* [Exercise goal] Nothing but a number belongs in the answer: how many lines of the records below contain the string "true".

* [Dataset extract]
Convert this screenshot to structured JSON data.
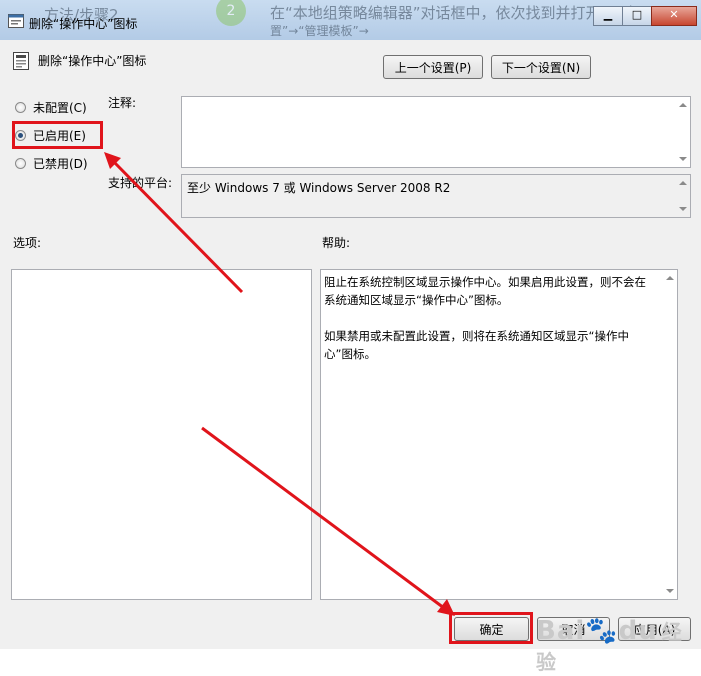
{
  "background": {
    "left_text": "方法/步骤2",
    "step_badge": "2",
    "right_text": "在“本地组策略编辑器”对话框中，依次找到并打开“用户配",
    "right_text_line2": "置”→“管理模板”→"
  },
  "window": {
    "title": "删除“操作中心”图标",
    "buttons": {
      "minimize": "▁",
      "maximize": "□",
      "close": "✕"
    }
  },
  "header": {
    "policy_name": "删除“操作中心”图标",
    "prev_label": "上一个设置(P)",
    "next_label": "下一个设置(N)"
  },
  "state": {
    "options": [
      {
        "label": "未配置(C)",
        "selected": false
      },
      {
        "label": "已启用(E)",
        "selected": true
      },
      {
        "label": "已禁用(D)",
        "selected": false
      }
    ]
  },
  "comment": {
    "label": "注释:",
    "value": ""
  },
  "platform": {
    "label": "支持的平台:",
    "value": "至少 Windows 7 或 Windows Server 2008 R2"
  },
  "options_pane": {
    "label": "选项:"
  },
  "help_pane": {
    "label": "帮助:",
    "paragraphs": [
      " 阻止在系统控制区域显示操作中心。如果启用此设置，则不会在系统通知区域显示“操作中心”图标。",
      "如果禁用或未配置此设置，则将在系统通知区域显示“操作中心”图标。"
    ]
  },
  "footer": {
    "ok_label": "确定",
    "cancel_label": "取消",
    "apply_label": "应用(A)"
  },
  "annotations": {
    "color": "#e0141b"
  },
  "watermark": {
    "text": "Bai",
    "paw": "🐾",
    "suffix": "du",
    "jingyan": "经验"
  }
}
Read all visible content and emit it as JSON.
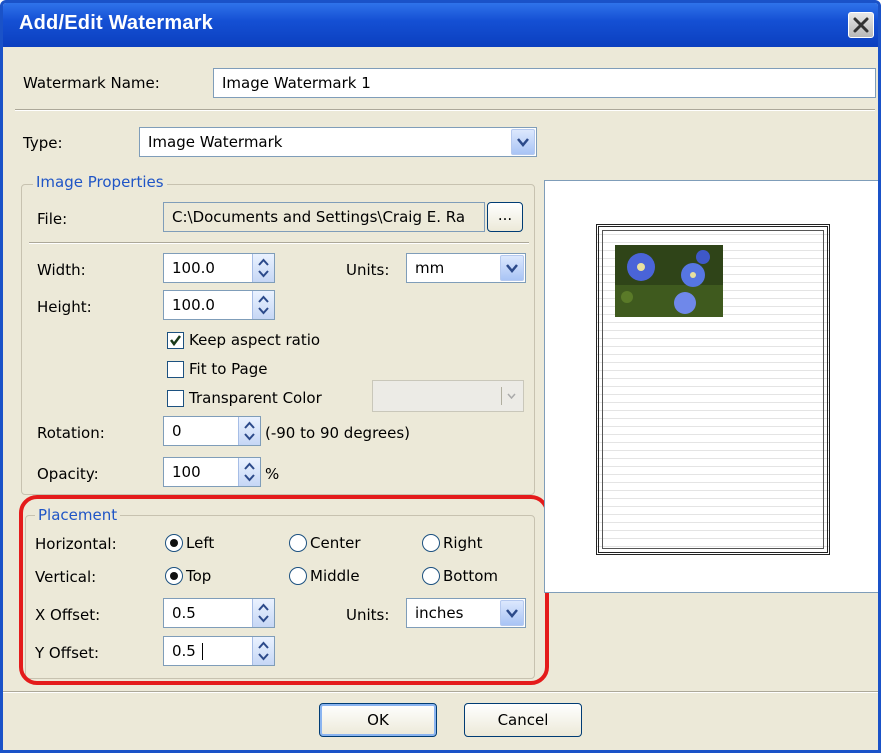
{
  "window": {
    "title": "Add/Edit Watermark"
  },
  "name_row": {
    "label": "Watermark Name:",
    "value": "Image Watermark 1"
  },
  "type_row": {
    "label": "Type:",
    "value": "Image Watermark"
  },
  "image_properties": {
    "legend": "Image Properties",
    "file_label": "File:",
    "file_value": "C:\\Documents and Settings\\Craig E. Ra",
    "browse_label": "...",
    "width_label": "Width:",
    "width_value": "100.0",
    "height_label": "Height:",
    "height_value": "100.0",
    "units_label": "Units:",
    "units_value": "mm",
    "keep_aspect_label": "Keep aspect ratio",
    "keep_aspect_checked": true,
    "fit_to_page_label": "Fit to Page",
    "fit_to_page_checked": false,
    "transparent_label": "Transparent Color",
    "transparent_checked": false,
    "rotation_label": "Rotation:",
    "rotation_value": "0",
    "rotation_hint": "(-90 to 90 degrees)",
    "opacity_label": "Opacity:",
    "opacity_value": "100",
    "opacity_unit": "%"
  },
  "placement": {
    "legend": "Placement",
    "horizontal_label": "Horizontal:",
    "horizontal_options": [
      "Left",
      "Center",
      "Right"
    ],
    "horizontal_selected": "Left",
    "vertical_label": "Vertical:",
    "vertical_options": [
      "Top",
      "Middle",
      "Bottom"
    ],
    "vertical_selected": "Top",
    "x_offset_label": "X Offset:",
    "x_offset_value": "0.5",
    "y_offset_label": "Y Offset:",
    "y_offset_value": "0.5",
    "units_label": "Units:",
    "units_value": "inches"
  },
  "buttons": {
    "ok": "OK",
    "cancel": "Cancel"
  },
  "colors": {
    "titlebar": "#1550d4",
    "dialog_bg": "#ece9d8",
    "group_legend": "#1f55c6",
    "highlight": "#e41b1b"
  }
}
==
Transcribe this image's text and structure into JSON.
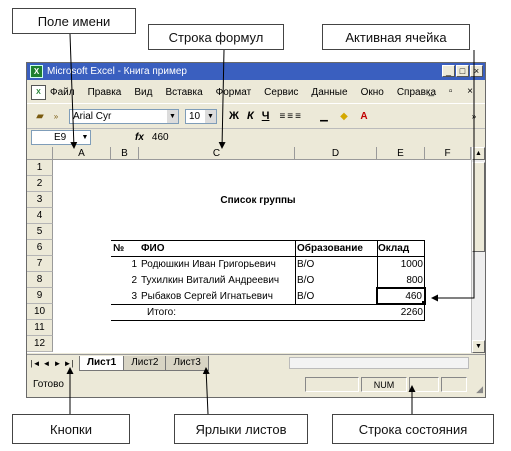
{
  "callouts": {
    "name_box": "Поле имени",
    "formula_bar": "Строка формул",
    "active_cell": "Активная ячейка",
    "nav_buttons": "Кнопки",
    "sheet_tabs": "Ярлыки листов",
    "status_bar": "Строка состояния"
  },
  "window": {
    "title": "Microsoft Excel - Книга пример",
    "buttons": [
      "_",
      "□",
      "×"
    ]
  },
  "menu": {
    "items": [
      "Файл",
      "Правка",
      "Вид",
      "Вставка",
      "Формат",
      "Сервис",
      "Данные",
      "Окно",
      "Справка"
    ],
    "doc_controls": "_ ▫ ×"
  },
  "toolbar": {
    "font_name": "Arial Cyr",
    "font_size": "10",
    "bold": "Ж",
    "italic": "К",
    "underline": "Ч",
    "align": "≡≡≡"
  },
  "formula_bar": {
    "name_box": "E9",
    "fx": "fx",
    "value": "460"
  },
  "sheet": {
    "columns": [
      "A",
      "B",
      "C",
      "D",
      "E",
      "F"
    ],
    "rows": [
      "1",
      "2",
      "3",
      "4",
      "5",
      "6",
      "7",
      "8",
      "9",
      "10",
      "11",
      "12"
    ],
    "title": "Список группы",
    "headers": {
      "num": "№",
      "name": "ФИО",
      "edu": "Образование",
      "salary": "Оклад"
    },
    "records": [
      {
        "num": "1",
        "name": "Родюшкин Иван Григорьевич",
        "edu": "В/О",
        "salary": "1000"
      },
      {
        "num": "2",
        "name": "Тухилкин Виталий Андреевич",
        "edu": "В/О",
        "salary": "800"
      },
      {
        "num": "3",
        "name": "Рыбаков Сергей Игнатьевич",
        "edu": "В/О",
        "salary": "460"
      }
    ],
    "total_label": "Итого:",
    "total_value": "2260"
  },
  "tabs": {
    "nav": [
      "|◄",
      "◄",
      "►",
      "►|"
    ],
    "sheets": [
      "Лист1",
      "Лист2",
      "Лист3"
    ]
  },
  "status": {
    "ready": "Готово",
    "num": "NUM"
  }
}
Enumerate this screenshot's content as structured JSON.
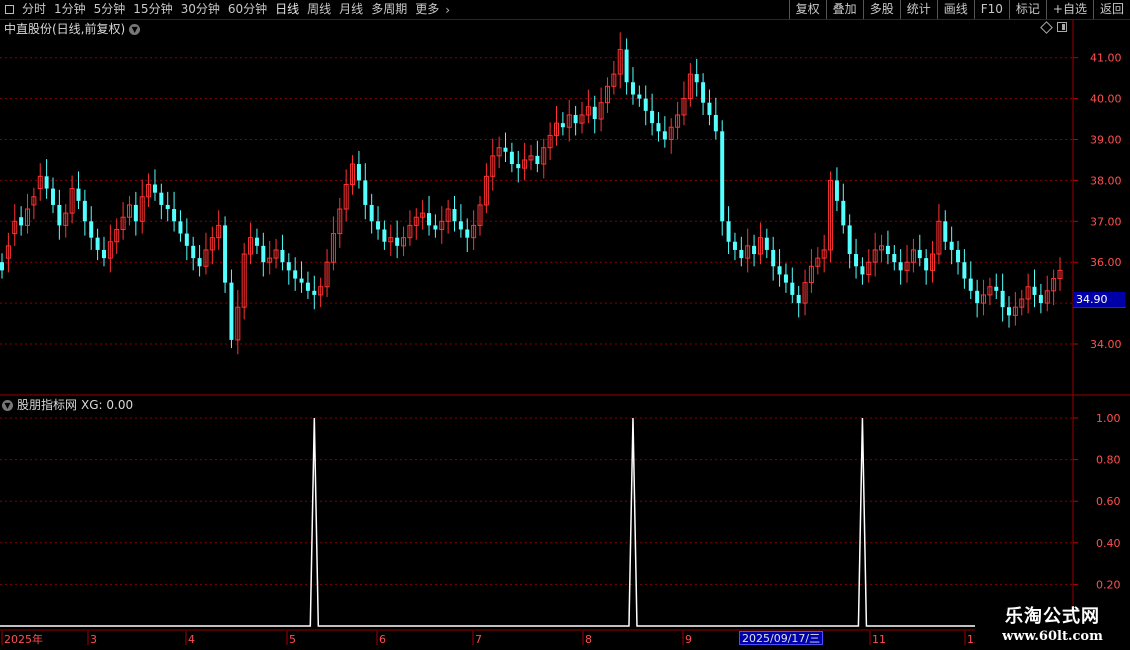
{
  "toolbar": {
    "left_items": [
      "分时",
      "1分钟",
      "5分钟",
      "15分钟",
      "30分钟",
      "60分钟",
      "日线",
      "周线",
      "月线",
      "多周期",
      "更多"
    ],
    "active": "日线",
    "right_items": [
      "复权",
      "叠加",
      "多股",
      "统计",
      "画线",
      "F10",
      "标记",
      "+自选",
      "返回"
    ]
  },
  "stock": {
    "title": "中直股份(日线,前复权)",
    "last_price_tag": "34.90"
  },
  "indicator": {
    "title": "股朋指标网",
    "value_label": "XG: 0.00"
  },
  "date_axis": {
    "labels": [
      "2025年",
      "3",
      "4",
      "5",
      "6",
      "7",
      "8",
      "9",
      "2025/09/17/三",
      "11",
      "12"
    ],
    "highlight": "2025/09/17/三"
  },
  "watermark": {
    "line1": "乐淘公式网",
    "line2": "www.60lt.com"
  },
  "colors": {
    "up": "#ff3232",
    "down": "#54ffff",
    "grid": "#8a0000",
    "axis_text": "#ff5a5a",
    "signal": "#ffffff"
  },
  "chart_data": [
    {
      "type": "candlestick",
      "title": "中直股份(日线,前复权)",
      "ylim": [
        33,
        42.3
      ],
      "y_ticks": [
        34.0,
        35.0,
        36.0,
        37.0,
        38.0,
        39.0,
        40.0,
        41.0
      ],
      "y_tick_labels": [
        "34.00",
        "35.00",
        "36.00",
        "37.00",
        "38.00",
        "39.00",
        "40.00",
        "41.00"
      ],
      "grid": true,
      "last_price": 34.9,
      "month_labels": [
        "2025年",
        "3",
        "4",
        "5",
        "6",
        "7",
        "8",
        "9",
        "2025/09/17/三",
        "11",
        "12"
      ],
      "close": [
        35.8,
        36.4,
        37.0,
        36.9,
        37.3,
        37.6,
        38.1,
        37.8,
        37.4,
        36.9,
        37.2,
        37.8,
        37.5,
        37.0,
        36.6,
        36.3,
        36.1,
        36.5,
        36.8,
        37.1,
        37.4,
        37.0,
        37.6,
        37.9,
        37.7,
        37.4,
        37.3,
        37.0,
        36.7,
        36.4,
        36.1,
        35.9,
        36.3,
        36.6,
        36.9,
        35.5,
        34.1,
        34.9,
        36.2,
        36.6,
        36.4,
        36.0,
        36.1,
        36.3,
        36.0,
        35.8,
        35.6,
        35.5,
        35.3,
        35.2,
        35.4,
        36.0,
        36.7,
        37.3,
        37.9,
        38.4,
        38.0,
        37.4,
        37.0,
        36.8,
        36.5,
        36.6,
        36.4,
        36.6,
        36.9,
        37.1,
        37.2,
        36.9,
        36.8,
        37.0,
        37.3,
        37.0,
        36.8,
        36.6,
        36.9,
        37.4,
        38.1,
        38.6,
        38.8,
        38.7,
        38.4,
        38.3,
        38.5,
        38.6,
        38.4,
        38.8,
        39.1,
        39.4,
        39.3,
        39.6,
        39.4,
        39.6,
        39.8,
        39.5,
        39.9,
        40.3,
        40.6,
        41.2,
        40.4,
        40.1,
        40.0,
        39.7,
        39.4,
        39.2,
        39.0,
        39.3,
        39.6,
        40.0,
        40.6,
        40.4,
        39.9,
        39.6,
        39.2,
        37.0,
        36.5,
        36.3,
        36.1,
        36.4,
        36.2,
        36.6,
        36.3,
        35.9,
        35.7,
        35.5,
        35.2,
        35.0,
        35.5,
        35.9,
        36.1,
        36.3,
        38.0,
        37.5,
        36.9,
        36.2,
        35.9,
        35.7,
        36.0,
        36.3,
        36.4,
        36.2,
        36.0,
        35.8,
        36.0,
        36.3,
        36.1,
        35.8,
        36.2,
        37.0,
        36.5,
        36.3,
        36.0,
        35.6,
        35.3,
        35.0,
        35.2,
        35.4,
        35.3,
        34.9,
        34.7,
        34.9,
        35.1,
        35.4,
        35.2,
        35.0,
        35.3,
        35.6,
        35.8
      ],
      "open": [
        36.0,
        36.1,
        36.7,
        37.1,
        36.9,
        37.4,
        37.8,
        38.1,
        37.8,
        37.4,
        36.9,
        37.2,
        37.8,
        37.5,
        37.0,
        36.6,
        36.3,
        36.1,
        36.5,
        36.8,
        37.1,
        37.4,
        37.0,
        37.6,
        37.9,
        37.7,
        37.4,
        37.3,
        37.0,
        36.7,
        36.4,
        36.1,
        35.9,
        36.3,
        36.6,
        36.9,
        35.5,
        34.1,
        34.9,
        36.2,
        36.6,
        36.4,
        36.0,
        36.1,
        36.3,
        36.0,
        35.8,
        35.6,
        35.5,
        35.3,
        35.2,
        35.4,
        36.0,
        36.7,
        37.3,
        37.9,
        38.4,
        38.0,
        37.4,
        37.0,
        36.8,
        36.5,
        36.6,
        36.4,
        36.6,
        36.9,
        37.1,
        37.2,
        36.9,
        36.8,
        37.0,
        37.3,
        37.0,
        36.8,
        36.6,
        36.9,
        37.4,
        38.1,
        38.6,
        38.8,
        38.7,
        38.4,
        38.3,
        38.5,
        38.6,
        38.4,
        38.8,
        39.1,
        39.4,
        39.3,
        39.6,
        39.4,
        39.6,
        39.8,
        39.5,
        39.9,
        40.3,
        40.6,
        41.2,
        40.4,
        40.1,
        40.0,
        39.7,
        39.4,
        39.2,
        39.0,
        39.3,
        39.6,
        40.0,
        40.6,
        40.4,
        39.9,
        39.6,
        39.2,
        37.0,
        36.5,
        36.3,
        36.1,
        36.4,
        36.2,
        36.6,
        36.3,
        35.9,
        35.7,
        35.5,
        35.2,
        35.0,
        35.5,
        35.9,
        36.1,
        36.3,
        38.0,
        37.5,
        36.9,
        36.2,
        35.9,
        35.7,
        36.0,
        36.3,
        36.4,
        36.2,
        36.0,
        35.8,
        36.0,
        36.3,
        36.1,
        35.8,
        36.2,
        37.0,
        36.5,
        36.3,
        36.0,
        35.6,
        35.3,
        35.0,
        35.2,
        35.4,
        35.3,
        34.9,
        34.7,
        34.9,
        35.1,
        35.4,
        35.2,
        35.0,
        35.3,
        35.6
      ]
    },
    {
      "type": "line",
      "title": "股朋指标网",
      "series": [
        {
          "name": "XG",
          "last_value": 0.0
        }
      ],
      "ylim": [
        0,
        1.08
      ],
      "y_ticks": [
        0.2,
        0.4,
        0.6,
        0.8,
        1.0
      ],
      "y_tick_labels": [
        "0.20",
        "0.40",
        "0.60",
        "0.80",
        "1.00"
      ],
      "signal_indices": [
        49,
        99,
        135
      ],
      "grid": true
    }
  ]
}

* [Solution] 4